Dear Abby: I have had a wonderful and fulfilling career, and a life with a few hard bumps along the road. My wife and I enjoy spending time together as empty nesters. For the last 16 years, I have built and led several not-for-profit organizations. After the last experience ended, we relocated, and I now have a less-demanding job I hope will take me into my retirement. I enjoy the position, but how do I prepare for a rewarding and fulfilling life once I’m no longer fully employed? My wife and I plan to winter in Florida, do some traveling and enjoy life. I have some hobbies I look forward to spending time on, but I’m hoping for more than just that. Looking back, I wonder if I may have devoted too much to my career. I guess I’m having trouble letting go of the wheel, the pace and the high expectations I have lived by all my adult life. Have you any suggestions to help me prepare for the next chapter? I will continue to help others and volunteer, but I need some guidance. Trouble Letting Go in Pennsylvania Dear Trouble: Before retiring, make sure you are really ready to take that next step and discuss with your wife what that will mean to both of you. Between helping others, volunteering, traveling and splitting the year between two different communities, I suspect you will be plenty busy. Now that you will have the time, use some of it to see your children and grandchildren, if there are any. Remember, too, the importance of staying physically as well as mentally active, and perhaps consider mentoring someone if the opportunity presents itself. Dear Abby: My wonderful 82-years-young father-in-law and mother-in-law still exercise regularly, and it shows. They are both beautiful and healthy. I was particularly... (click for more)

Wilde has just directed her first movie, Booksmart, about two star students who realize right before graduation that they could have partied harder during high school. (click for more)

Corny "dad jokes" are an outgrowth of the deep and lifelong bond between parents and children. (click for more)

Over the course of more than 20 years, Lilly played in five World Cup finals and three Olympics. She holds the record for the most international appearances in the sport's history. (click for more)
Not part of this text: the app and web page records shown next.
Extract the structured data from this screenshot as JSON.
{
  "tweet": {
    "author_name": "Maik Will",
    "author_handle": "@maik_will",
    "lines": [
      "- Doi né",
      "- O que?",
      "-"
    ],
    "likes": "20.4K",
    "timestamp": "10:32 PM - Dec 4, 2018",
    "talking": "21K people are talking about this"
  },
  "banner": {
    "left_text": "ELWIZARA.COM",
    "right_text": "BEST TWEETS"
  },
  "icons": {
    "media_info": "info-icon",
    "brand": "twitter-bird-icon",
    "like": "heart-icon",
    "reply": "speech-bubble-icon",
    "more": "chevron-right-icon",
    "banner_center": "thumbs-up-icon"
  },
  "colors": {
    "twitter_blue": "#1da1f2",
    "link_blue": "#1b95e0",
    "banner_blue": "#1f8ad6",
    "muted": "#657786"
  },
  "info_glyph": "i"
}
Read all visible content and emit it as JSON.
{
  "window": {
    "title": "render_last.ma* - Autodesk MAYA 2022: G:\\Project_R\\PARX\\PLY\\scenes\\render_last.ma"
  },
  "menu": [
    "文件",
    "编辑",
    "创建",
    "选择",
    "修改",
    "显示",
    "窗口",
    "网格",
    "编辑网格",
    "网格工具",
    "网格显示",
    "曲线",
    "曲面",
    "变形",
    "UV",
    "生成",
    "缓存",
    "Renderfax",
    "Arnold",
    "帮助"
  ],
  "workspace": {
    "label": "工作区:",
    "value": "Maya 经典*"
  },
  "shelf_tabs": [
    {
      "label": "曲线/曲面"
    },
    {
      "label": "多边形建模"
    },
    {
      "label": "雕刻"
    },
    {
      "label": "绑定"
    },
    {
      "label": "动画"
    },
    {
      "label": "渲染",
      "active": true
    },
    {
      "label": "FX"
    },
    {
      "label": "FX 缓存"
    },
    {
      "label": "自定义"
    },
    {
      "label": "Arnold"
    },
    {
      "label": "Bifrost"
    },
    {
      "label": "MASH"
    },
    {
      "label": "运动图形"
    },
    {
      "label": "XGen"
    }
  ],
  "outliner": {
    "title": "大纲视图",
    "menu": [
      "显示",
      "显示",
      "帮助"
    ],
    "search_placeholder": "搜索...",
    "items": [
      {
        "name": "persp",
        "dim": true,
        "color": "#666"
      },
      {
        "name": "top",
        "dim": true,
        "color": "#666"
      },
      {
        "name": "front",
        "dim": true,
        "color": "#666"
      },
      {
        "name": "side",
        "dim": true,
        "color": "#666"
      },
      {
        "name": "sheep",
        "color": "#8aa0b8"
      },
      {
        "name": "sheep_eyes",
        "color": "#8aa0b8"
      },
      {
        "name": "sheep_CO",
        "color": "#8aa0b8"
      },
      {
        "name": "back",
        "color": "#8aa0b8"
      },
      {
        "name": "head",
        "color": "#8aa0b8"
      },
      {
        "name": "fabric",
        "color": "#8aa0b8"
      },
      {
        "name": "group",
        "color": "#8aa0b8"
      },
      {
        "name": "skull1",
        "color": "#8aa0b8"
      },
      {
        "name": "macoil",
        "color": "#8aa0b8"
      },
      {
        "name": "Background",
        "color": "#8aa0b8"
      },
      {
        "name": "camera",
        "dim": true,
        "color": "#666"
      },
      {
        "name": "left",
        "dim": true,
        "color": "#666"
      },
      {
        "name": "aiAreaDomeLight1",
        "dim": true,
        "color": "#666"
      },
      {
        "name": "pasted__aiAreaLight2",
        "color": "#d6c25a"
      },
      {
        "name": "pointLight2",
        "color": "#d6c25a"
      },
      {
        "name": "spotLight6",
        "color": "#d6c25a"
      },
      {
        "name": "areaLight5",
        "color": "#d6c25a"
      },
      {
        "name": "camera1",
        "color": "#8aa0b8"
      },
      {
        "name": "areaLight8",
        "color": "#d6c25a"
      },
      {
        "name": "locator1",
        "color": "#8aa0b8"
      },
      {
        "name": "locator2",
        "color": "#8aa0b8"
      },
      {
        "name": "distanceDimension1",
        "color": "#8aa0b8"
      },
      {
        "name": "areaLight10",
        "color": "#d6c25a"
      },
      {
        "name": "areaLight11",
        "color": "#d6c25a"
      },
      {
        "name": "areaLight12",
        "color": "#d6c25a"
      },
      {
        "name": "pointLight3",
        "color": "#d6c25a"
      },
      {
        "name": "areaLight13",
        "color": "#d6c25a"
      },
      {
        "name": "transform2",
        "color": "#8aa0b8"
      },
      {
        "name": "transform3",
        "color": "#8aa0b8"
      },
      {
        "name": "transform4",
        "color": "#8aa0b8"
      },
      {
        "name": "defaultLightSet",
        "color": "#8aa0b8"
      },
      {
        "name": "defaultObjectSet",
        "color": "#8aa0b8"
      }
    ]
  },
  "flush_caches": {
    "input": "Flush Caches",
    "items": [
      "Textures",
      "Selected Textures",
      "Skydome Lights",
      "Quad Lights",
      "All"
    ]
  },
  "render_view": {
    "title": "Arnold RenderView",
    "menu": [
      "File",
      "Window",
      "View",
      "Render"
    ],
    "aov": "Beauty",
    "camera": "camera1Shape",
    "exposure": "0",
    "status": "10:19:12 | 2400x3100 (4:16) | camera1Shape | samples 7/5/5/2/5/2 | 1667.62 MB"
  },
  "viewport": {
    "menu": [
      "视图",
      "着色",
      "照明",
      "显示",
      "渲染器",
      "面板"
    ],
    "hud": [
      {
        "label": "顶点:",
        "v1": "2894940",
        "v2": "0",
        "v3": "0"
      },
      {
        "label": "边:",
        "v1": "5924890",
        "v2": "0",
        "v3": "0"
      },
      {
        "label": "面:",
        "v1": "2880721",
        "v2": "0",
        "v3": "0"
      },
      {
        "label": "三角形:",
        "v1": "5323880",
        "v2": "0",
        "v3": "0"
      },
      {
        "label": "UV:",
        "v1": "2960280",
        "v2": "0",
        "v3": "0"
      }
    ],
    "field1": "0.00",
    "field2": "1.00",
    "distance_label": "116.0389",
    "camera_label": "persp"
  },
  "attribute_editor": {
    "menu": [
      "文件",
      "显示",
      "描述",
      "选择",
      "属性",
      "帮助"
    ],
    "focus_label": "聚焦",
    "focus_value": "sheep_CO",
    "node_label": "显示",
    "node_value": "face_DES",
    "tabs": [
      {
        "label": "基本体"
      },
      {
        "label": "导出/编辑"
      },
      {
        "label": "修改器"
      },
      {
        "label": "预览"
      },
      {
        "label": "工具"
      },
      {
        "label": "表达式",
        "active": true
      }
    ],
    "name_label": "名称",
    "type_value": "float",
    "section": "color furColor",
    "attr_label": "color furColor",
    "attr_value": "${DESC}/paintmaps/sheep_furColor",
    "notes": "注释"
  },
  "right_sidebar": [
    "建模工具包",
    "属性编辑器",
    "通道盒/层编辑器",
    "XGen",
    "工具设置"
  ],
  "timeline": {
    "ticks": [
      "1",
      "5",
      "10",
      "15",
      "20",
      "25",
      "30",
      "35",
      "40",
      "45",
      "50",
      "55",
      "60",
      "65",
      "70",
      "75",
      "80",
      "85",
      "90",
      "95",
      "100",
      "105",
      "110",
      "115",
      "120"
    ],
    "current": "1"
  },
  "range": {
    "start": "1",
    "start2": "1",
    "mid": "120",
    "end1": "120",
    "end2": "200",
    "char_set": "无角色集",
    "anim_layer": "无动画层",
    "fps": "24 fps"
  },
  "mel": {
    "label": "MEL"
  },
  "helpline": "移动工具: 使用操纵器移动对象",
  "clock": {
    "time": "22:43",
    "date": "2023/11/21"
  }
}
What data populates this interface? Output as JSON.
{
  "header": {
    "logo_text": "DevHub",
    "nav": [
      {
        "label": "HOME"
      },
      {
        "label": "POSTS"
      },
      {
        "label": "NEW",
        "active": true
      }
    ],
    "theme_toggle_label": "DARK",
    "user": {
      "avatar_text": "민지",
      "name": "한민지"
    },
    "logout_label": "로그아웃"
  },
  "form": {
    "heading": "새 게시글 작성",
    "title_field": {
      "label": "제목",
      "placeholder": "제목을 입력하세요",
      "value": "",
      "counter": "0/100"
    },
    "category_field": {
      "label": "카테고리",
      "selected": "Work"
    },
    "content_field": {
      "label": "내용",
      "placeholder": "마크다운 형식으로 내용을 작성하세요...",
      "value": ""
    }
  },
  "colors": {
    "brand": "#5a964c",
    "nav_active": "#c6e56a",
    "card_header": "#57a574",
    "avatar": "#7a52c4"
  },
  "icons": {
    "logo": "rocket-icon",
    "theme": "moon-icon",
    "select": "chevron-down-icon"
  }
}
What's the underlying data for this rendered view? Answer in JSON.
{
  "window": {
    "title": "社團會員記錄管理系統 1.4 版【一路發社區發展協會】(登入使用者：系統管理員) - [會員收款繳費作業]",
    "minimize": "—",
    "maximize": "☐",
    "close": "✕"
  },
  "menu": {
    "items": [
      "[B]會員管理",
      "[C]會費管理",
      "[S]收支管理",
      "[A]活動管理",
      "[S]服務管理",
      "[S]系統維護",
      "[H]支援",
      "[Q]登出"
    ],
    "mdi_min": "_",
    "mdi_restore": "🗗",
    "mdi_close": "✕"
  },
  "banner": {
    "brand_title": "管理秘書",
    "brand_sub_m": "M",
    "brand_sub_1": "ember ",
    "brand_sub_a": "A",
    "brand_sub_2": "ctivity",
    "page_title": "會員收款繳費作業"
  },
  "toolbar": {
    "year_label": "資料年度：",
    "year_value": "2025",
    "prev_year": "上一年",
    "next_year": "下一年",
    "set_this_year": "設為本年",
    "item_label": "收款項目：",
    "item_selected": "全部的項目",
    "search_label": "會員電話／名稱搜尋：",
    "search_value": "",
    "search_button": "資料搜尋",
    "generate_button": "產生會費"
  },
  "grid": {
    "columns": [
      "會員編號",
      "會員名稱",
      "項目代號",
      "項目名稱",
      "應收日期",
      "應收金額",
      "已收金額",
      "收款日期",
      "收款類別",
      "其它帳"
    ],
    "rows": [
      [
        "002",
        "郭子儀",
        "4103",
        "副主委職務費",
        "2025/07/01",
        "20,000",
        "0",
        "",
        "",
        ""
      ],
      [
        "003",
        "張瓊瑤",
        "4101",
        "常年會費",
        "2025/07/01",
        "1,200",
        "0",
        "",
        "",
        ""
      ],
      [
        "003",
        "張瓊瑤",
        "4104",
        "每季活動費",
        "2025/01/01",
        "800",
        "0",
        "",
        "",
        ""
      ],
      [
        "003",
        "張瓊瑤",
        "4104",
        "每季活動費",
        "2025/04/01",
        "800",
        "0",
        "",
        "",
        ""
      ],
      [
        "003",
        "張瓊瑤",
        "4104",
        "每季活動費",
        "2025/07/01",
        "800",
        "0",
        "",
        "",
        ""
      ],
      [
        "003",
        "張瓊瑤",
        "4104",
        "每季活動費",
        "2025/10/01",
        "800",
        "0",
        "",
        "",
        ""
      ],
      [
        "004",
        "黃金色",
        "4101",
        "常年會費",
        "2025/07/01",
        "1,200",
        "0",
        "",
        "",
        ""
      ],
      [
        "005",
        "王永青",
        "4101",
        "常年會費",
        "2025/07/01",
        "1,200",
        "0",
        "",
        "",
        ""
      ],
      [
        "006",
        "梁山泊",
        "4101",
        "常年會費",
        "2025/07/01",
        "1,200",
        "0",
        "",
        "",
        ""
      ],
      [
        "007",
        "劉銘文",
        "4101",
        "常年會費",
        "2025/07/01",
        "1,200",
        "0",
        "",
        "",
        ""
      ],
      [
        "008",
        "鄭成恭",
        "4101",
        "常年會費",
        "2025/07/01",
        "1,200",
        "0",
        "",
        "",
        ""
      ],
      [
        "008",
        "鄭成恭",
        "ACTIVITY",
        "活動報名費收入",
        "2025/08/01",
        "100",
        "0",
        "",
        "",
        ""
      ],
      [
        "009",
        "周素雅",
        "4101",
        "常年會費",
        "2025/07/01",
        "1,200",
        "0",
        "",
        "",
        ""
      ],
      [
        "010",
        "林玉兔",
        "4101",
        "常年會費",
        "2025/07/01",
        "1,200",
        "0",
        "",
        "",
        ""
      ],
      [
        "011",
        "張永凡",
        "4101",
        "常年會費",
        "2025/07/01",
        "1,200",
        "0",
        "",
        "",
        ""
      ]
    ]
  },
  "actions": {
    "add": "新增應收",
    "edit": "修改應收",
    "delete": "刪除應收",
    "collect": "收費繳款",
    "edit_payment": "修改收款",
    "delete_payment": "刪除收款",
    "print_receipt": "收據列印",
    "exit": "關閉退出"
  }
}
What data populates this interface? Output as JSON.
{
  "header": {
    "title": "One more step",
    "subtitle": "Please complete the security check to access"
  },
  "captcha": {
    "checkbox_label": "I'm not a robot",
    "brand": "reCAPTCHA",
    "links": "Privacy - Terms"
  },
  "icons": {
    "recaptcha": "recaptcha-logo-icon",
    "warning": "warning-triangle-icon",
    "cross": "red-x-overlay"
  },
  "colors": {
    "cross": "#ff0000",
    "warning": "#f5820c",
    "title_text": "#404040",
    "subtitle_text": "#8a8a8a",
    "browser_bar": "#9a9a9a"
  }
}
Summertime in California is a constant reminder of the possible destruction with which we cheerfully live. The baked hillsides, the relentlessly clear skies, the casually bunched power lines draped lazily along every stretch of highway — enjoy yourselves before the fires come in, this landscape shrieks. Luckily, there’s one herald of summertime in San Francisco that speaks to renewal. I’m talking about the goats. The goats are hired by a variety of city agencies, educational institutions and private properties to reduce fire hazards every year. This year, my first goat sighting was May 20. I was walking in Bernal Heights, and I happened to come across several small children shrieking with joy, pointing their fingers and collapsing dramatically on one of the streets that abuts the College Hill reservoir. A quick glance assured me that the children were not reacting to a mysterious poison. In fact, the kids were having the only appropriate response one should have in our situation, which was being suddenly confronted with a herd of about 30 goats. I gasped, too. Allowed to roam free within a gated area, the goats were making quick work of the hill’s brown grass, its overgrown weeds, its draping vines. They ignored our meltdown, because they are professionals. The fires are coming, and they had to eat the weeds and grasses down to a safe level. “They are so cute I can forget they are these mighty weed-clearing machines,” said Suzanne Gautier, a spokeswoman for the San Francisco Public Utilities Commission. “But they are. And we really appreciate the hard work they do for us.” I’d called Gautier to learn about what the goats were doing on College Hill reservoir that day — “integrated pest management... (click for more)